[THE TASK]
From the records that follow, copy every line in which "Purple" appears.

*** Opening DATASET EXTRACT ***

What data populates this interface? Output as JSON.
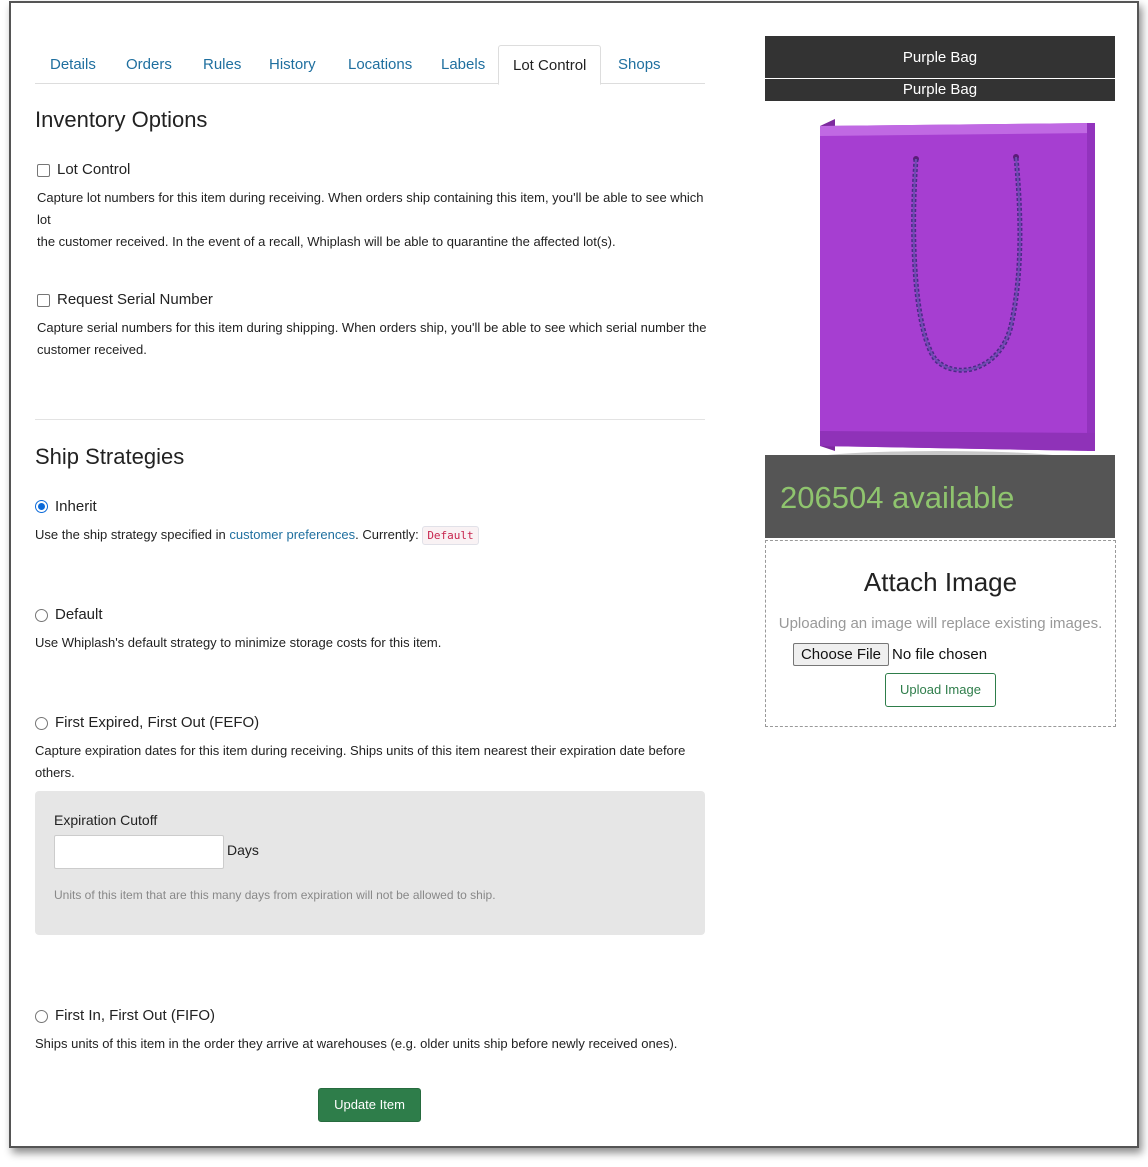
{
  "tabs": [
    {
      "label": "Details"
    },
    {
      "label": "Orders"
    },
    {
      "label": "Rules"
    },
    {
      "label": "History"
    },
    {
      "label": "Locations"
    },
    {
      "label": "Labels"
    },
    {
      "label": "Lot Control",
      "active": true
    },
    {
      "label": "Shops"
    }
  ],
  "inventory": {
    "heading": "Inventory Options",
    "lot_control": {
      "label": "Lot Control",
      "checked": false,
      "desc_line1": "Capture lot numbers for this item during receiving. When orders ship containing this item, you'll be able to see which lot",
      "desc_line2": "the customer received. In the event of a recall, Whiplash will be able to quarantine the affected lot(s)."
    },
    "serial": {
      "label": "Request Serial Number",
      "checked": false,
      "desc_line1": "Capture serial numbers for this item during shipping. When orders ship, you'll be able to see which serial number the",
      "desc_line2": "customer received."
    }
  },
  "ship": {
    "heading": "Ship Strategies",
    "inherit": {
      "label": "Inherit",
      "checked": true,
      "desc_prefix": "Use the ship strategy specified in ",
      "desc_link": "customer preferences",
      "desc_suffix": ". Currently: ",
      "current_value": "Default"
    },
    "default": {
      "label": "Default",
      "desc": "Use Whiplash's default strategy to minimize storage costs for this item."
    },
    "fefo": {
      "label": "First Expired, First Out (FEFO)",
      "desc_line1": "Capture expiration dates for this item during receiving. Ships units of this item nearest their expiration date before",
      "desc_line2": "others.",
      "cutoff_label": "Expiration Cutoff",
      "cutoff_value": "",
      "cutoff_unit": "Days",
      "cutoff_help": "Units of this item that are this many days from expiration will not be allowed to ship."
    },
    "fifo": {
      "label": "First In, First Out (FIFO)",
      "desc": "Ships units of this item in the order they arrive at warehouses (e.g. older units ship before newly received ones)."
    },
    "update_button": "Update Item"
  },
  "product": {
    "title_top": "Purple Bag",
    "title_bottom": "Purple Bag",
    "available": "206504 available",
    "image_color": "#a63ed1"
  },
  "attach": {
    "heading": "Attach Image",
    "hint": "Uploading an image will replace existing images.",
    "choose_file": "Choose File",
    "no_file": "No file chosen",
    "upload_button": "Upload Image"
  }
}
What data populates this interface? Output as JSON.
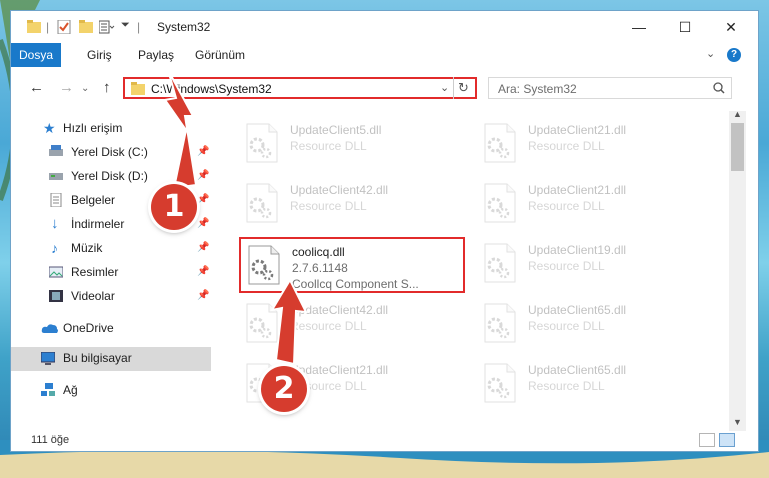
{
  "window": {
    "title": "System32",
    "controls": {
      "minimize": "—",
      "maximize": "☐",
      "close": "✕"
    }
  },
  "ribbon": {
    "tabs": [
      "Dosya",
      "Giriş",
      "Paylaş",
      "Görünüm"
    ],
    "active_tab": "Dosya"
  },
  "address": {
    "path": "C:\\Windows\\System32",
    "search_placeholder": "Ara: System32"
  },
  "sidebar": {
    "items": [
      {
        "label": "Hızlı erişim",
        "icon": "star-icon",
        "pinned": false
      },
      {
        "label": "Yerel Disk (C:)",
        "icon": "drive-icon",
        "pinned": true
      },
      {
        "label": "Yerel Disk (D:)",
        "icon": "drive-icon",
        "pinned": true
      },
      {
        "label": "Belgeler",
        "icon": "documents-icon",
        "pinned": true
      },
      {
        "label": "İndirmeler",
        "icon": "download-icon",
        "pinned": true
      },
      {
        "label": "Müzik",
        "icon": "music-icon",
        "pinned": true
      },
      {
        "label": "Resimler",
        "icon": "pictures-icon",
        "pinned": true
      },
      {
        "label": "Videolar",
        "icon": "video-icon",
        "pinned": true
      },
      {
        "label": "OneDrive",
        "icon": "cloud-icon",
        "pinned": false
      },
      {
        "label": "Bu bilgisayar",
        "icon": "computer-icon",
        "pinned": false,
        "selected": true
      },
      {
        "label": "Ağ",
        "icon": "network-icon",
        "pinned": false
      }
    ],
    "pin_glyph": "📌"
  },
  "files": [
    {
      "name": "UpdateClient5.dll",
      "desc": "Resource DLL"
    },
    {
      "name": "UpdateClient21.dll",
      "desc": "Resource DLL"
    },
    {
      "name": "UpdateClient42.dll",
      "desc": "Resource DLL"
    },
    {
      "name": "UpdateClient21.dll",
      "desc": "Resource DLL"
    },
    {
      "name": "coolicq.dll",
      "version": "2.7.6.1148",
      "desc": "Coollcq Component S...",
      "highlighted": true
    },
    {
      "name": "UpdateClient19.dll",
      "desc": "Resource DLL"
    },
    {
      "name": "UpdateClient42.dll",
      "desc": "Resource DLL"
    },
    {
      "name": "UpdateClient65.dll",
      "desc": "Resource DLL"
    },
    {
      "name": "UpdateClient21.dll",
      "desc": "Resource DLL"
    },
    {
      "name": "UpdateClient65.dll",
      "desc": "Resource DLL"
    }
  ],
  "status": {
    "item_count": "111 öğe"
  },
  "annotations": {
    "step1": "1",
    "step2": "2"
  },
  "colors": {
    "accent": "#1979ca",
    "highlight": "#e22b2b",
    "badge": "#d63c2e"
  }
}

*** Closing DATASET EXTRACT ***

[WRITTEN ANSWER]
    "title_top": "Purple Bag",
    "title_bottom": "Purple Bag",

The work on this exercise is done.